beautiful mosque known as Humanyun mosque at Fatehabad . The legend assigns
the association of the mosque to the Mughal Emperor Humanyun who in his flight
after his defeat at the hands of Sher Shah Suri happened to pass through Fatehabad.
Fatehabad was one of important Mahals during Akbar's time
the areas became the scene of a sort of triangular duel between the sturdy
Sikhs of north-east, marauding Bhattis of north-west and the Muslim chiefs
of the south. None of them could, however, hold the region permanently except
for the Bhattis who became the masters of Fatehabad pargana. In 1774, Maharaja
Amar Singh of Patiala alongwith his famous minister Dewan Nanumal laid seize
to the stronghold of Bighar near Fatehabad which fell shortly afterwards.
The Raja then took Fatehabad and Sirsa and invested Rania held by Bhattis.
Tohana also was seized by the Chief of Patiala. But after a treaty of Jind
in 1781, Fatehabad and Sirsa were made over to the Bhattis and remaining territories
were allowed to be retained by the Sikhs ..
By 1798, Agroha and Tohana were important parganas under the
control of George Thomas. When George Thomas was driven out from here by the
Sikh-Maratha-French Confederacy, a French Officer Lt. Bourquian controlled
these areas on behalf of Marathas . He is said to have rebuilt the towns of
Tohana and Hissar. Later these areas were placed under the charge of Illias
Beg, a Mughal noble of Hansi.With the treaty of Surji Anjangaon 1803, the
British became the rulers of this area and Marathas were vanquished forever.
In November, 1884, the Sirsa district was abolished and Sirsa tahsil after
the distribution of villages was formed . In 1889, 15 villages forming a detached
block known as Budhlada were transferred form Kaithal tahsil to Fatehabad
tahsil. The Barwala tahsil containing139 villages was abolished with effect
from January 1, 1891 and its area was distributed between 3 contiguous tahsils
; 13 villages going to Hansi, 24 to Hissar and 102 to Fatehabad. At the same
time 13 villages were transferred from Hissar tahsil to Bhiwani tahsil and
a sub-tahsil was established at Tohana in Fatehabad tahsil. In 1923, the Tohana
sub-tahsil was transferred from Fatehabad to Hissar tahsil. In 1972, Tohana
sub-tahsil was upgraded to tahsil. Two sub-tahsils, one at Ratia of tahsil
of Fatehabad and other at Adampur of Hissar tahsil were created in 1979. By
the end of 1978, the Hissar district comprised 486 villages, divided between

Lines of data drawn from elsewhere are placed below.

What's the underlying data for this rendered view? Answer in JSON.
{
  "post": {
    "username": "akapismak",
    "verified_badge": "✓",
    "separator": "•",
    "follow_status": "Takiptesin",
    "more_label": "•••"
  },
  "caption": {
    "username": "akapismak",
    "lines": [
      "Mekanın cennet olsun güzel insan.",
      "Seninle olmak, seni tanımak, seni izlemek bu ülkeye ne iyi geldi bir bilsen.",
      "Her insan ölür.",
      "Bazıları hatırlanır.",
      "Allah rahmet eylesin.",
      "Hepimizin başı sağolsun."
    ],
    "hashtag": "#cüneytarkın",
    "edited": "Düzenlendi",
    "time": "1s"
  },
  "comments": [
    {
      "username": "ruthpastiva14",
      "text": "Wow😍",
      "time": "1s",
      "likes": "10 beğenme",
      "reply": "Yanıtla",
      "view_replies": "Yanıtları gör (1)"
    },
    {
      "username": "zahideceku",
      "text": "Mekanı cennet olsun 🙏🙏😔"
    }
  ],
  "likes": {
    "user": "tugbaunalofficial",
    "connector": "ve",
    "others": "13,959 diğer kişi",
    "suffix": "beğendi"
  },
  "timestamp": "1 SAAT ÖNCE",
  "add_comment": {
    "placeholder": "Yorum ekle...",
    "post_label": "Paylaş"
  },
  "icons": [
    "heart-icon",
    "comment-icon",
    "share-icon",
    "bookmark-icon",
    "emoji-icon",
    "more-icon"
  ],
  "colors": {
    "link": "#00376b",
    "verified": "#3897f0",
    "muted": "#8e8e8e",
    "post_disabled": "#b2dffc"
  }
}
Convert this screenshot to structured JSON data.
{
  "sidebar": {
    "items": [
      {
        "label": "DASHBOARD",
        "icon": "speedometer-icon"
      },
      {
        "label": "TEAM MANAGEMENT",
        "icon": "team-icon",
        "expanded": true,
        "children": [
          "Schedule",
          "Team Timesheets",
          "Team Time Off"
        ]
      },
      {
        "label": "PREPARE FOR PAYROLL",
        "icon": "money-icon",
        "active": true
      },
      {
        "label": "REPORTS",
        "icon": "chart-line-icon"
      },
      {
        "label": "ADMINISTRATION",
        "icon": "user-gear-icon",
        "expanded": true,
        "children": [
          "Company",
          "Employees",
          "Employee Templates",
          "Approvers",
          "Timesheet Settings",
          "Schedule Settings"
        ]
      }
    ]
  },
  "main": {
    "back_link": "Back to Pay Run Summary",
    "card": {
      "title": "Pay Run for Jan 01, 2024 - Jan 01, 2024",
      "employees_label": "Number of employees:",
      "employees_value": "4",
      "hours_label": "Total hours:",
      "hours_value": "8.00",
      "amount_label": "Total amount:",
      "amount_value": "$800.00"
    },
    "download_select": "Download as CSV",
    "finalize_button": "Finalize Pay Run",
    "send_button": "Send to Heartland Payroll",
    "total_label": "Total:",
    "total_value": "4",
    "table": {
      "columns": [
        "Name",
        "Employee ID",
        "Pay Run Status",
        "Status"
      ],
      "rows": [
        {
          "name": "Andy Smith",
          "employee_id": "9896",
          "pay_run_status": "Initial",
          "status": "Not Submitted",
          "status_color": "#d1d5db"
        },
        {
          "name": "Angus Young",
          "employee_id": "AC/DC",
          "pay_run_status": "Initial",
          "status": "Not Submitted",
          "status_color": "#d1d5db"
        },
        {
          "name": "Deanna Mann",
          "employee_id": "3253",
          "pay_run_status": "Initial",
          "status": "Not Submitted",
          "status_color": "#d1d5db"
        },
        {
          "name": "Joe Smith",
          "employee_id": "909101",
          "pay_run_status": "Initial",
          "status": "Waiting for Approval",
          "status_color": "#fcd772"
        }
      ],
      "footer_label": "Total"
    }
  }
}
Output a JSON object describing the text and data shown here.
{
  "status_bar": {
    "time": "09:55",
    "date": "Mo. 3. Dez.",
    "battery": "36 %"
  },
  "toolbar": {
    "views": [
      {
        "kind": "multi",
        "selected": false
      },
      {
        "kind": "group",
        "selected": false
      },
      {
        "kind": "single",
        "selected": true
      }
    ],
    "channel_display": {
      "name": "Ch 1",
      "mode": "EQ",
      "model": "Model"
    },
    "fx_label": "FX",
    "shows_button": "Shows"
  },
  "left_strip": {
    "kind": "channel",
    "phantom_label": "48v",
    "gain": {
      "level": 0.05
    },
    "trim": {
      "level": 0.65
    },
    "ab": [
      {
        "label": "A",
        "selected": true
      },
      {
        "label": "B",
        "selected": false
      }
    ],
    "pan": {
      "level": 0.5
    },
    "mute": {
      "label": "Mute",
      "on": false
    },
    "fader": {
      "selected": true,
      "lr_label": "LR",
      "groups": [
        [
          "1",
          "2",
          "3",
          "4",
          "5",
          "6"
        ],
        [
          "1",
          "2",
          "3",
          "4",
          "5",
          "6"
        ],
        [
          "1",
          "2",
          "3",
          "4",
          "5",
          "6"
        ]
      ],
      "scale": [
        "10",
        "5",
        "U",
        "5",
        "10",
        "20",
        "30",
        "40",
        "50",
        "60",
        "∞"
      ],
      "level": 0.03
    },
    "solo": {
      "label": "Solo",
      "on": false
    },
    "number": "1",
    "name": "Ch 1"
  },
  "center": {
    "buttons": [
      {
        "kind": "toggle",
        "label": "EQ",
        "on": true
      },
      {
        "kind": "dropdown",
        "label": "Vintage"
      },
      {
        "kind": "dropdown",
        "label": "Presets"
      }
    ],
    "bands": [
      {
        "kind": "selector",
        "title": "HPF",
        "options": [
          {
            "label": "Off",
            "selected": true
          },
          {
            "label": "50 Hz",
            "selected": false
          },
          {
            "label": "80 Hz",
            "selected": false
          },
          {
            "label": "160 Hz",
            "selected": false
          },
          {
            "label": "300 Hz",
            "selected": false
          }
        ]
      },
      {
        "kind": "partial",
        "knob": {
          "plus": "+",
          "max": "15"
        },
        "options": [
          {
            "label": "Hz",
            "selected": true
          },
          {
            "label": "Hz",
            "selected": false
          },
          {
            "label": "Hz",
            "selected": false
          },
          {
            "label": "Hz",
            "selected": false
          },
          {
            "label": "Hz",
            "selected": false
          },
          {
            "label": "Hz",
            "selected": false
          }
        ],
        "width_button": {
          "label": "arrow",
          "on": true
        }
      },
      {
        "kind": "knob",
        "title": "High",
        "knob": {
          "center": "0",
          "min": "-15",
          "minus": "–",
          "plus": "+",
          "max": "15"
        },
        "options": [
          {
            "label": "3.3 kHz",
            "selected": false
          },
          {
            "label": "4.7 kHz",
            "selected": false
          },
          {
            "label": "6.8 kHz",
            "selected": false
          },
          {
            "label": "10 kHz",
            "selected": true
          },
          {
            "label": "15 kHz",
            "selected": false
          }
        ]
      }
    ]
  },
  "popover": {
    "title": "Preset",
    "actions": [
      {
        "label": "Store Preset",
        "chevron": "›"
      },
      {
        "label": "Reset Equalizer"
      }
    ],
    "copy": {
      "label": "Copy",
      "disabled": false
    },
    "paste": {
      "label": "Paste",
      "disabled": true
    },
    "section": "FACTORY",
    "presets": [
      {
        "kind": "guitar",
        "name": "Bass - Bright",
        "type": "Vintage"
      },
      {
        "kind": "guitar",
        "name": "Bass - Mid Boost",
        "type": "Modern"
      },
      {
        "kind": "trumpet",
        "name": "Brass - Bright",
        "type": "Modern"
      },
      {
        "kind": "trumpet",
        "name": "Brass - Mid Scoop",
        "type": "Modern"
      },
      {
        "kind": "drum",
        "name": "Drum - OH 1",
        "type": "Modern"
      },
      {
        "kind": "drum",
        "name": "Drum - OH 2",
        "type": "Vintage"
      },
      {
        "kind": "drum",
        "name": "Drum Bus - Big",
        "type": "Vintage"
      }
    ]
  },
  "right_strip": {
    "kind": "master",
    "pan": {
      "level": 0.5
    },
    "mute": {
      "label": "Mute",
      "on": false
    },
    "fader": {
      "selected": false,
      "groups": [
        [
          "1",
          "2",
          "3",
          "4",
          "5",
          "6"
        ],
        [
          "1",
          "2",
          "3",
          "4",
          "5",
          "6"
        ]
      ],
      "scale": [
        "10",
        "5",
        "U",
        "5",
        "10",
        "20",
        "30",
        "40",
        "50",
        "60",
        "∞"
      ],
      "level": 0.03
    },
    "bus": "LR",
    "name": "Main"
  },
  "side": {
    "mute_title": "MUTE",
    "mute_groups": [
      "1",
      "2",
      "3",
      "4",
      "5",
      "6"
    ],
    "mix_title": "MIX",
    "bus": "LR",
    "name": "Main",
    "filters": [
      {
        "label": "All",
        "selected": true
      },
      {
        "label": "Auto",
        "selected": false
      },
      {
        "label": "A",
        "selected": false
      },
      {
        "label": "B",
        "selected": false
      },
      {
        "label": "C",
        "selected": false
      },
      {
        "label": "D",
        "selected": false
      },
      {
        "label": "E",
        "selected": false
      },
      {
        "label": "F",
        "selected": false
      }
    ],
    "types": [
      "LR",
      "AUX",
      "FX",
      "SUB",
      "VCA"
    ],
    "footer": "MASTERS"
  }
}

tahsils of Fatehabad -166; Hissar-115, Hansi-119 and Tohana-86. Fatehabad
came into existence as a full-fledged district with effect from 15-7-1997,
now having three sub-divisions, three tahsils and three sub-tahsils.